- Problem
Please output every record below exactly as written, leaving out any pictures.

###

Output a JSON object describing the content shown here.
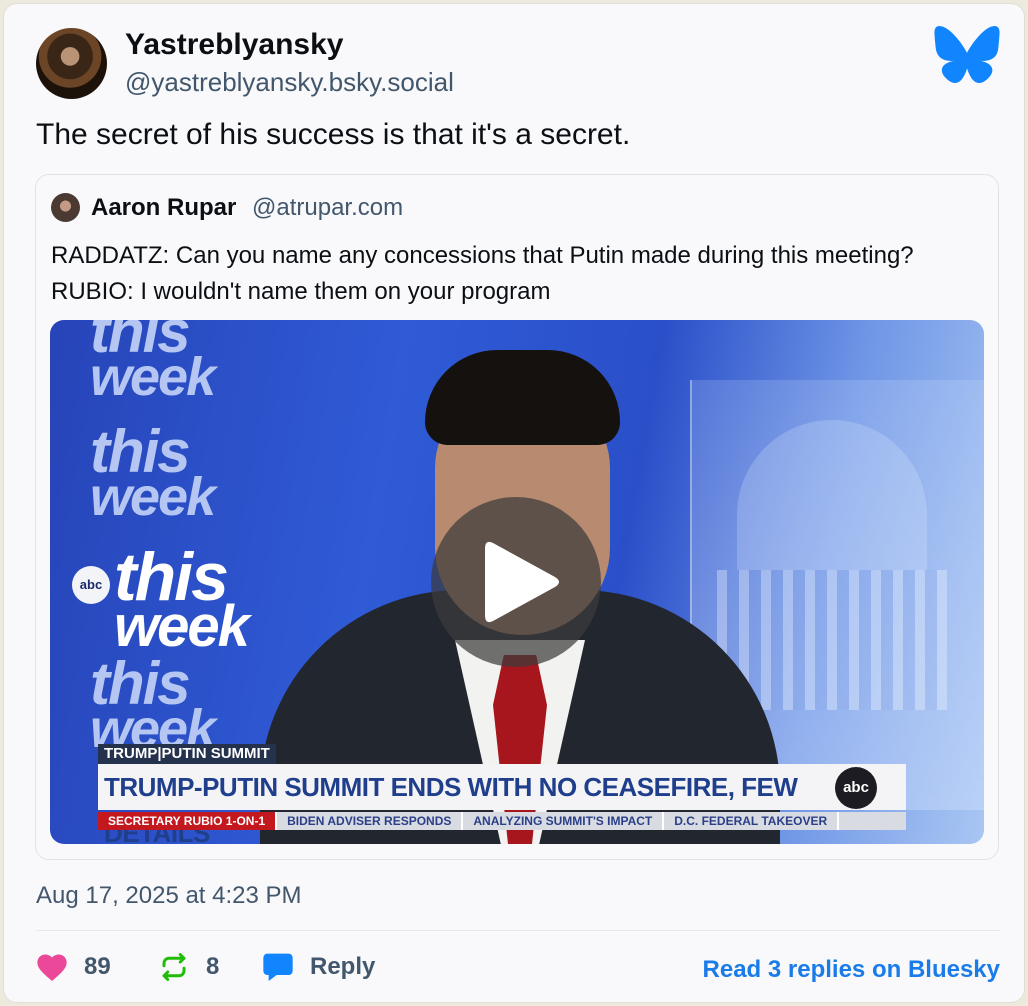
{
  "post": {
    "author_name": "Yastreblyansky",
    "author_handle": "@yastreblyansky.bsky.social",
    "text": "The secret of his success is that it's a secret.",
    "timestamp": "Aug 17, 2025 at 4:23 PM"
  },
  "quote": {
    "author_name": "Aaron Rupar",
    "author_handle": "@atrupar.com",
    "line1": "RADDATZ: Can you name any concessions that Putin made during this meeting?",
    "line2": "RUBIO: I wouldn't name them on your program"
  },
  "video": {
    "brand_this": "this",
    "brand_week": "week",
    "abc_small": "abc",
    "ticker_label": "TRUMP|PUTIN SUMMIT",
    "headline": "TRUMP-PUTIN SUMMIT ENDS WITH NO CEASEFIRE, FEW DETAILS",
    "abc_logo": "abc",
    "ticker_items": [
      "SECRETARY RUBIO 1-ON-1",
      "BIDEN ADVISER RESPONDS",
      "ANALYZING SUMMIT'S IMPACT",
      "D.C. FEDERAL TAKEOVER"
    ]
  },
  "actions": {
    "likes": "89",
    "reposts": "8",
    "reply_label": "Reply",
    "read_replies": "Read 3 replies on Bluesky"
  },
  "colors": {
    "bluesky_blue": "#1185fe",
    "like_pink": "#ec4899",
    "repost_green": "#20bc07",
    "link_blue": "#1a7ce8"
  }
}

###

- Answer to this problem
Output a JSON object describing the content shown here.
{
  "post": {
    "author_name": "Yastreblyansky",
    "author_handle": "@yastreblyansky.bsky.social",
    "text": "The secret of his success is that it's a secret.",
    "timestamp": "Aug 17, 2025 at 4:23 PM"
  },
  "quote": {
    "author_name": "Aaron Rupar",
    "author_handle": "@atrupar.com",
    "line1": "RADDATZ: Can you name any concessions that Putin made during this meeting?",
    "line2": "RUBIO: I wouldn't name them on your program"
  },
  "video": {
    "brand_this": "this",
    "brand_week": "week",
    "abc_small": "abc",
    "ticker_label": "TRUMP|PUTIN SUMMIT",
    "headline": "TRUMP-PUTIN SUMMIT ENDS WITH NO CEASEFIRE, FEW DETAILS",
    "abc_logo": "abc",
    "ticker_items": [
      "SECRETARY RUBIO 1-ON-1",
      "BIDEN ADVISER RESPONDS",
      "ANALYZING SUMMIT'S IMPACT",
      "D.C. FEDERAL TAKEOVER"
    ]
  },
  "actions": {
    "likes": "89",
    "reposts": "8",
    "reply_label": "Reply",
    "read_replies": "Read 3 replies on Bluesky"
  },
  "colors": {
    "bluesky_blue": "#1185fe",
    "like_pink": "#ec4899",
    "repost_green": "#20bc07",
    "link_blue": "#1a7ce8"
  }
}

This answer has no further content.